What is FRP

User’s demands increase over time, expecting dynamic behavior millisecond response times in apps wihch grow increasingly complex. The architecture which supports these apps is outlined in the Reactive Manifesto, but is (reductively) responsive, resilient, elastic, and message driven.

As code moves toward async, I’ve fallen in love with Promises. However, promises are meant for representing the outcome of an action or a value that will be available in the future - but only one value.

Functional Reactive Programming (FRP) scales the ideas of promises to working with streams, recurring events, and dynamic values. FRP simply provides an abstraction that makes working with these streams easier, more composable, etc. - in a sense like promises, they provide an abstraction and allow us to move away from callbacks.

FRP libraries simpify composing asynchronous and event-based programs, often through the use of Observables and Schedulers. Streams are things like WebSockets, twitter feeds, health tracking data, etc. They are discrete values / events that vary over continuous time, and reactions to they may change the system over time.

Observables are basically just asynchronous immutable arrays. FRP libraries are the Underscore.js of events. Streams can be combined, split, piped, and generally manipulated in all kinds of ways. Properties can be bound, sampled, combined, transformed, or whatever.

FRP Libraries

There are multiple libraries around FRP for javascript, but two that are prominent are Bacon.js and RxJS.

The two are fairly similar. Bacon was written out of frustration with RxJS, but the two have come a long way since. To compare the two, here’s an example of a search bar which queries wikipedia and displays the results as a list:

// Bacon.js Version, from http://sitr.us/2013/05/22/functional-reactive-programming-in-javascript.html
// jsFiddle: http://jsfiddle.net/hallettj/SqrNT/

function searchWikipedia(term) {
    var url = '//en.wikipedia.org/w/api.php?callback=?';
    return $.getJSON(url, {
        action: 'opensearch',
        format: 'json',
        search: term
    .then(function(data) {
        return { query: data[0], results: data[1] };

var suggestions = distinct.flatMapLatest(function(value) {
    return Bacon.fromPromise(searchWikipedia(value));

suggestions.onValue(function(data) {
    var $results = $('#results').empty();
    data.results.forEach(function(s) {
// RxJS, adapted from their site
// jsFiddle: http://jsfiddle.net/mattpodwysocki/AL8Mj/

(function (global, undefined) {

    // Search Wikipedia for a given term
    function searchWikipedia(term) {
        var cleanTerm = global.encodeURIComponent(term);
        var url = 'http://en.wikipedia.org/w/api.php?action=opensearch&format=json&search=' + cleanTerm + '&callback=JSONPCallback';
        return Rx.DOM.Request.jsonpRequestCold(url);

    function clearChildren(element) {
        while (element.firstChild) {

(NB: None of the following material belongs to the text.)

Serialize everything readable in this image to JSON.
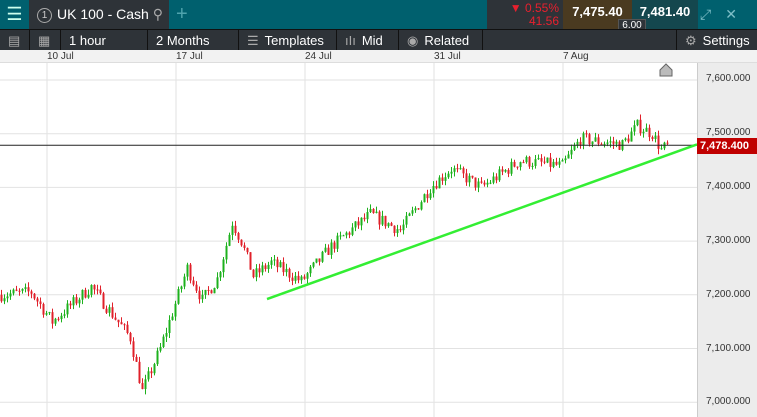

    function main() {
        var input = document.querySelector('#textInput'),
            results = document.querySelector('#results');

        // Get all distinct throttled key up events from the input
        var keyup = Rx.DOM.fromEvent(input, 'keyup')
            .map(function (e) {
                return e.target.value; // Project the text from the input
            .filter(function (text) {
                return text.length > 2; // Only if the text is longer than 2 characters
            .throttle(750 /* Pause for 750ms */ )
            .distinctUntilChanged(); // Only if the value has changed

        // Search wikipedia
        var searcher = keyup
            .map(function (text) { return searchWikipedia(text); })
            .switchLatest(); // Ensure no out of order results

        var subscription = searcher.subscribe(
            function (data) {
                // Append the results

                var res = data[1];

                var i, len, li;
                for (i = 0, len = res.length; i < len; i++) {
                    li = document.createElement('li');
                    li.innerHTML = res[i];
            function (error) {
                // Handle any errors

                var li = document.createElement('li');
                li.innerHTML = 'Error: ' + error;



Stay tuned for combining FRP with React, Facebook’s view library, or maybe a service worker (that may come later when they do more than just caching, which is the current state of affairs), or something else…


Chris Meiklejon gave a good intro at NodePDX 2013